What the task asks: Each line in the records below that has the word "this" should be copied.

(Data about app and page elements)
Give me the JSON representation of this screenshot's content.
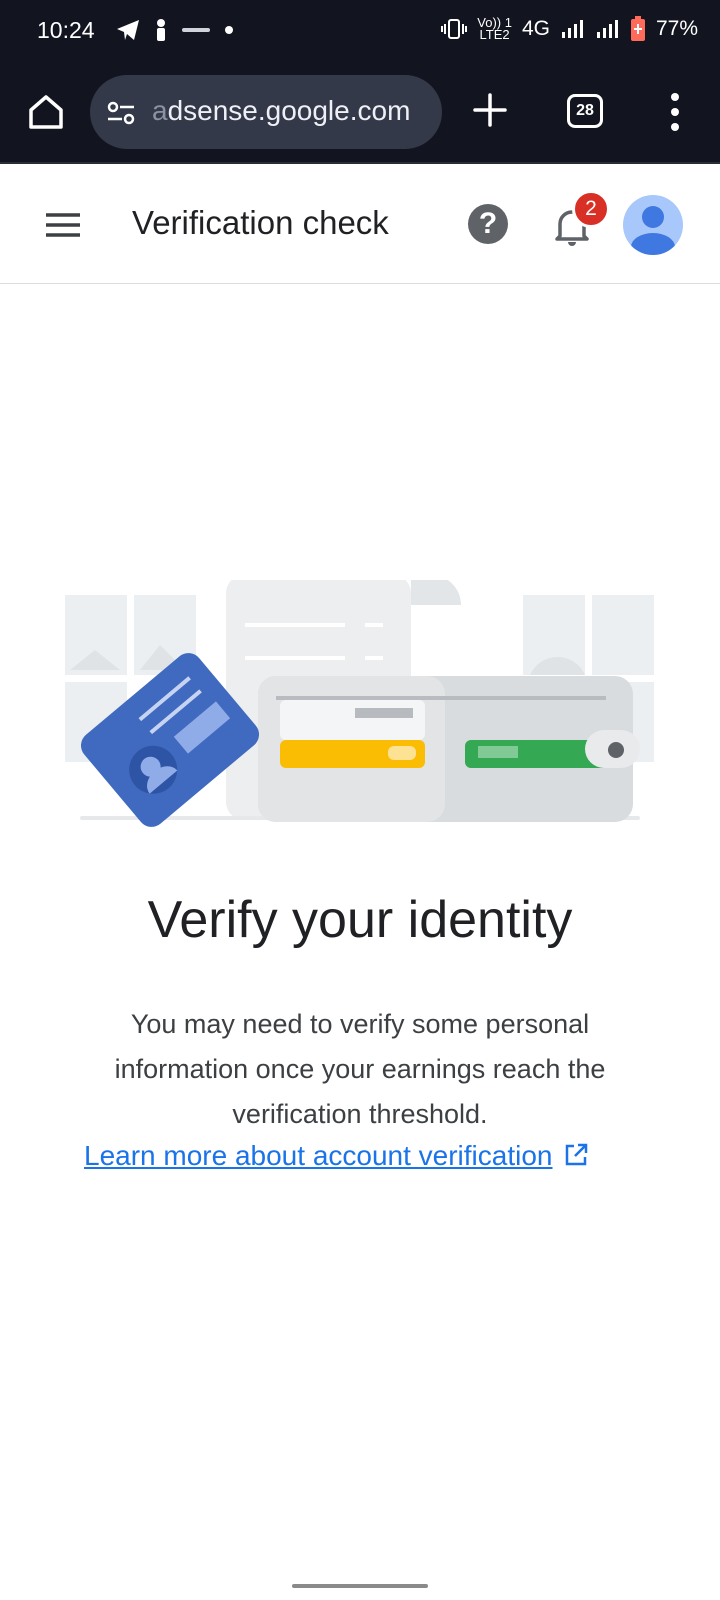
{
  "status_bar": {
    "time": "10:24",
    "network_top": "Vo)) 1",
    "network_bottom": "LTE2",
    "network_type": "4G",
    "battery": "77%",
    "icons": [
      "telegram-icon",
      "notification-icon",
      "misc-icon",
      "dot-icon",
      "vibrate-icon",
      "signal-icon",
      "battery-icon"
    ]
  },
  "browser": {
    "url_faded": "a",
    "url": "dsense.google.com",
    "tab_count": "28"
  },
  "app_bar": {
    "title": "Verification check",
    "help": "?",
    "notifications_count": "2"
  },
  "content": {
    "headline": "Verify your identity",
    "body": "You may need to verify some personal information once your earnings reach the verification threshold.",
    "link": "Learn more about account verification"
  },
  "colors": {
    "status_bg": "#121520",
    "link": "#1a73e8",
    "badge": "#d93025",
    "card_blue": "#3f6ac0",
    "card_yellow": "#fbbc04",
    "card_green": "#34a853"
  }
}
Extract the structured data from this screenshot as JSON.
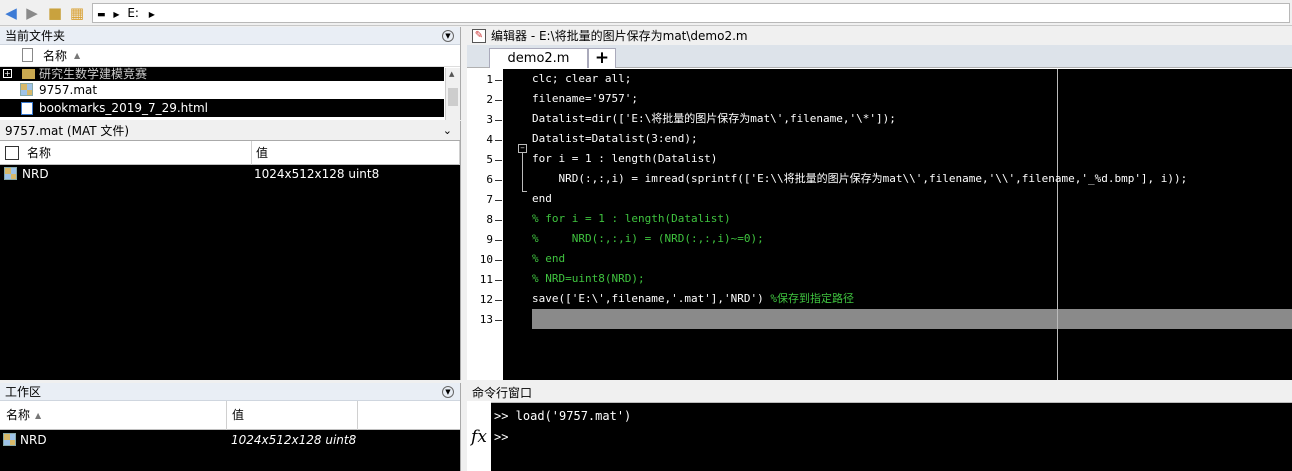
{
  "topbar": {
    "back_icon": "arrow-left-icon",
    "forward_icon": "arrow-right-icon",
    "up_icon": "folder-up-icon",
    "browse_icon": "browse-folder-icon",
    "path": "E:"
  },
  "current_folder": {
    "title": "当前文件夹",
    "column_name": "名称",
    "items": [
      {
        "name": "研究生数学建模竞赛",
        "icon": "folder-icon"
      },
      {
        "name": "9757.mat",
        "icon": "mat-file-icon"
      },
      {
        "name": "bookmarks_2019_7_29.html",
        "icon": "html-file-icon"
      }
    ]
  },
  "details": {
    "title": "9757.mat  (MAT 文件)",
    "col_name": "名称",
    "col_value": "值",
    "rows": [
      {
        "name": "NRD",
        "value": "1024x512x128 uint8"
      }
    ]
  },
  "workspace": {
    "title": "工作区",
    "col_name": "名称",
    "col_value": "值",
    "rows": [
      {
        "name": "NRD",
        "value": "1024x512x128 uint8"
      }
    ]
  },
  "editor": {
    "title": "编辑器 - E:\\将批量的图片保存为mat\\demo2.m",
    "tab_label": "demo2.m",
    "add_tab": "+",
    "lines": [
      {
        "n": "1",
        "code": "clc; clear all;",
        "type": "code"
      },
      {
        "n": "2",
        "code": "filename='9757';",
        "type": "code"
      },
      {
        "n": "3",
        "code": "Datalist=dir(['E:\\将批量的图片保存为mat\\',filename,'\\*']);",
        "type": "code"
      },
      {
        "n": "4",
        "code": "Datalist=Datalist(3:end);",
        "type": "code"
      },
      {
        "n": "5",
        "code": "for i = 1 : length(Datalist)",
        "type": "code"
      },
      {
        "n": "6",
        "code": "    NRD(:,:,i) = imread(sprintf(['E:\\\\将批量的图片保存为mat\\\\',filename,'\\\\',filename,'_%d.bmp'], i));",
        "type": "code"
      },
      {
        "n": "7",
        "code": "end",
        "type": "code"
      },
      {
        "n": "8",
        "code": "% for i = 1 : length(Datalist)",
        "type": "comment"
      },
      {
        "n": "9",
        "code": "%     NRD(:,:,i) = (NRD(:,:,i)~=0);",
        "type": "comment"
      },
      {
        "n": "10",
        "code": "% end",
        "type": "comment"
      },
      {
        "n": "11",
        "code": "% NRD=uint8(NRD);",
        "type": "comment"
      },
      {
        "n": "12",
        "code": "save(['E:\\',filename,'.mat'],'NRD') ",
        "comment": "%保存到指定路径",
        "type": "mixed"
      },
      {
        "n": "13",
        "code": "",
        "type": "code"
      }
    ]
  },
  "command_window": {
    "title": "命令行窗口",
    "fx": "fx",
    "history": [
      ">> load('9757.mat')"
    ],
    "prompt": ">>"
  }
}
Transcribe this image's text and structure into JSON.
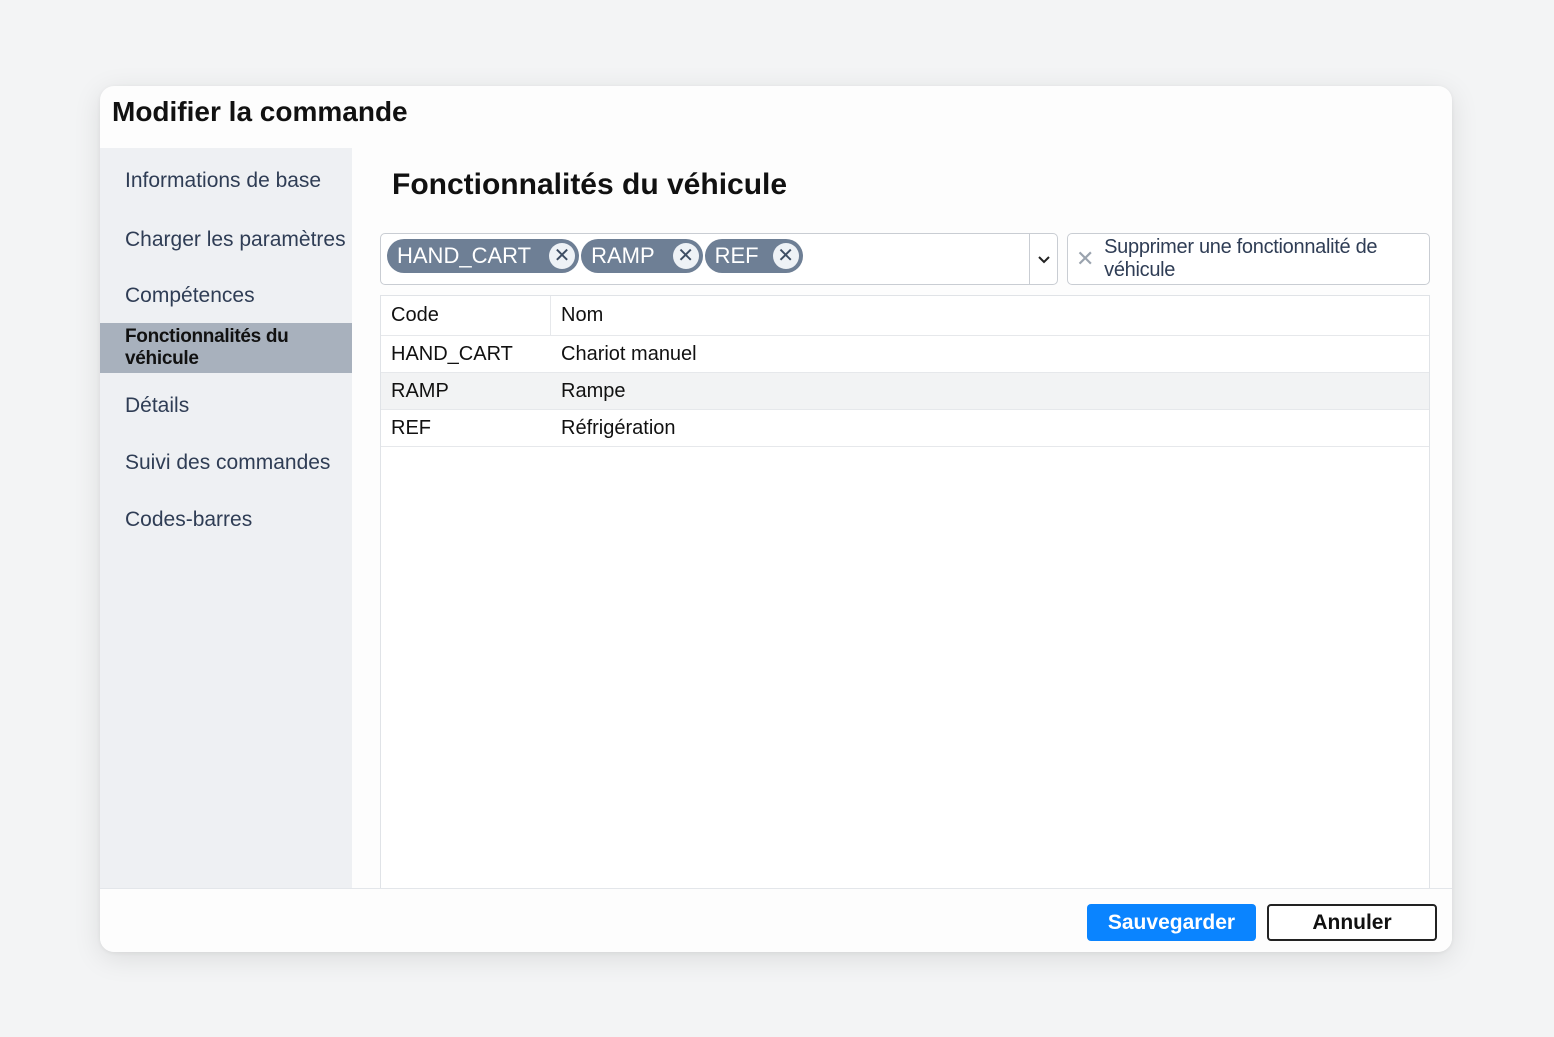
{
  "dialog": {
    "title": "Modifier la commande"
  },
  "sidebar": {
    "items": [
      {
        "label": "Informations de base",
        "active": false
      },
      {
        "label": "Charger les paramètres",
        "active": false
      },
      {
        "label": "Compétences",
        "active": false
      },
      {
        "label": "Fonctionnalités du véhicule",
        "active": true
      },
      {
        "label": "Détails",
        "active": false
      },
      {
        "label": "Suivi des commandes",
        "active": false
      },
      {
        "label": "Codes-barres",
        "active": false
      }
    ]
  },
  "main": {
    "title": "Fonctionnalités du véhicule",
    "selected_tags": [
      "HAND_CART",
      "RAMP",
      "REF"
    ],
    "remove_button_label": "Supprimer une fonctionnalité de véhicule",
    "table": {
      "columns": [
        "Code",
        "Nom"
      ],
      "rows": [
        {
          "code": "HAND_CART",
          "name": "Chariot manuel"
        },
        {
          "code": "RAMP",
          "name": "Rampe"
        },
        {
          "code": "REF",
          "name": "Réfrigération"
        }
      ]
    }
  },
  "footer": {
    "save_label": "Sauvegarder",
    "cancel_label": "Annuler"
  },
  "colors": {
    "accent": "#0a84ff",
    "tag_bg": "#6e7f95",
    "sidebar_active_bg": "#a8b1bd"
  }
}
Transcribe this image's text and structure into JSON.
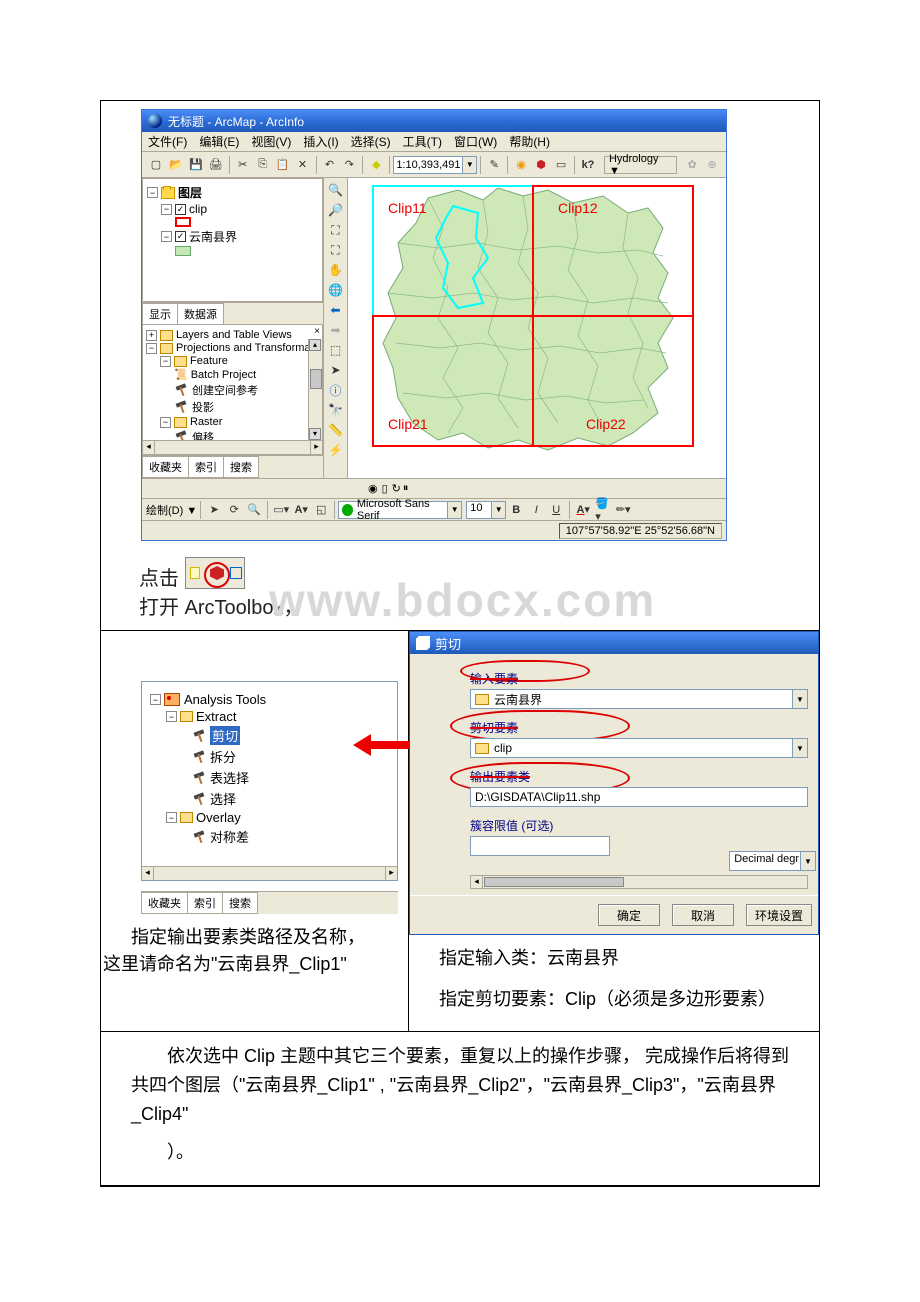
{
  "arcmap": {
    "title": "无标题 - ArcMap - ArcInfo",
    "menu": {
      "file": "文件(F)",
      "edit": "编辑(E)",
      "view": "视图(V)",
      "insert": "插入(I)",
      "select": "选择(S)",
      "tools": "工具(T)",
      "window": "窗口(W)",
      "help": "帮助(H)"
    },
    "scale": "1:10,393,491",
    "hydrology": "Hydrology ▼",
    "toc": {
      "root": "图层",
      "clip": "clip",
      "yn": "云南县界",
      "tab_display": "显示",
      "tab_source": "数据源"
    },
    "toolbox": {
      "layers_views": "Layers and Table Views",
      "proj": "Projections and Transformat",
      "feature": "Feature",
      "batch": "Batch Project",
      "create_sr": "创建空间参考",
      "project": "投影",
      "raster": "Raster",
      "offset": "偏移"
    },
    "fav_tabs": {
      "fav": "收藏夹",
      "index": "索引",
      "search": "搜索"
    },
    "draw_label": "绘制(D) ▼",
    "font": "Microsoft Sans Serif",
    "fontsize": "10",
    "coord": "107°57'58.92\"E  25°52'56.68\"N",
    "map_labels": {
      "c11": "Clip11",
      "c12": "Clip12",
      "c21": "Clip21",
      "c22": "Clip22"
    }
  },
  "mid": {
    "click": "点击",
    "open": "打开 ArcToolbox，",
    "watermark": "www.bdocx.com"
  },
  "atb": {
    "analysis": "Analysis Tools",
    "extract": "Extract",
    "clip": "剪切",
    "split": "拆分",
    "tselect": "表选择",
    "select": "选择",
    "overlay": "Overlay",
    "symdiff": "对称差",
    "fav": "收藏夹",
    "index": "索引",
    "search": "搜索"
  },
  "clip_dlg": {
    "title": "剪切",
    "in_label": "输入要素",
    "in_val": "云南县界",
    "clip_label": "剪切要素",
    "clip_val": "clip",
    "out_label": "输出要素类",
    "out_val": "D:\\GISDATA\\Clip11.shp",
    "tol_label": "簇容限值 (可选)",
    "unit": "Decimal degr",
    "ok": "确定",
    "cancel": "取消",
    "env": "环境设置"
  },
  "desc": {
    "left1": "指定输出要素类路径及名称，",
    "left2": "这里请命名为\"云南县界_Clip1\"",
    "right1": "指定输入类：云南县界",
    "right2": "指定剪切要素：Clip（必须是多边形要素）"
  },
  "row3": {
    "p1": "依次选中 Clip 主题中其它三个要素，重复以上的操作步骤， 完成操作后将得到共四个图层（\"云南县界_Clip1\" , \"云南县界_Clip2\"，\"云南县界_Clip3\"，\"云南县界_Clip4\"",
    "p2": "）。"
  }
}
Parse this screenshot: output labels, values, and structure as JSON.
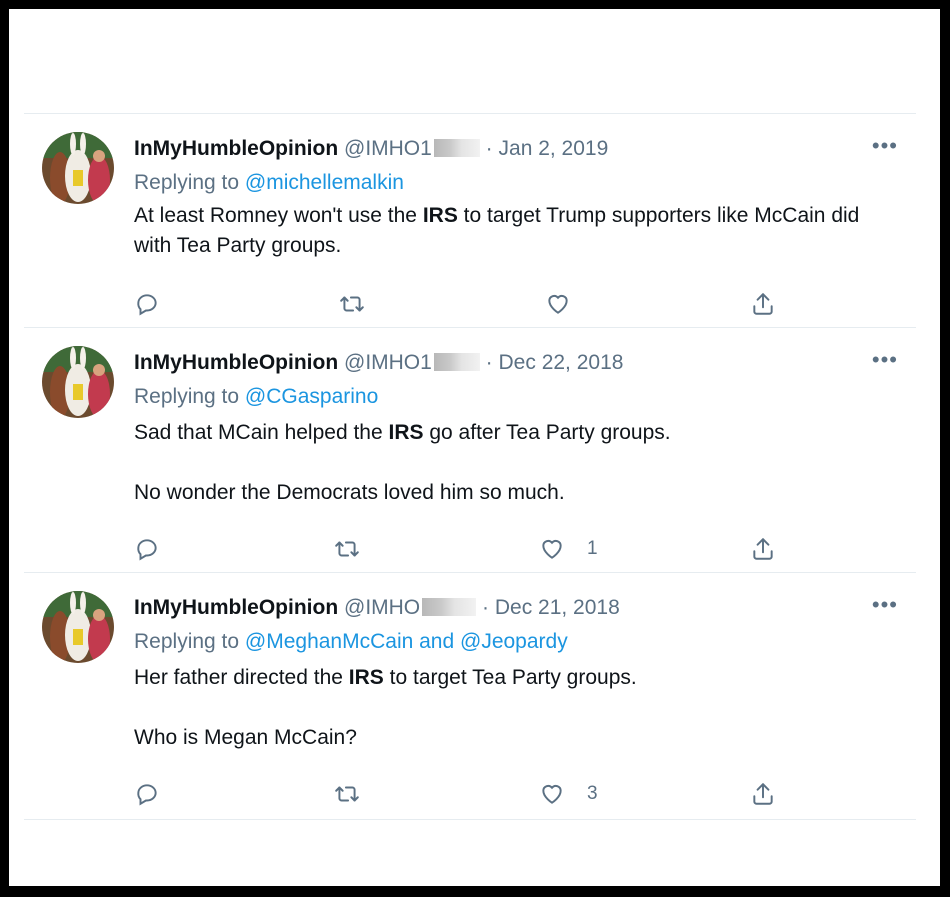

Problem solution:
Give me the JSON representation of this screenshot's content.
Extract the structured data from this screenshot as JSON.
Transcribe this image's text and structure into JSON.
Transcribe this image's text and structure into JSON.
Parse this screenshot: output labels, values, and structure as JSON.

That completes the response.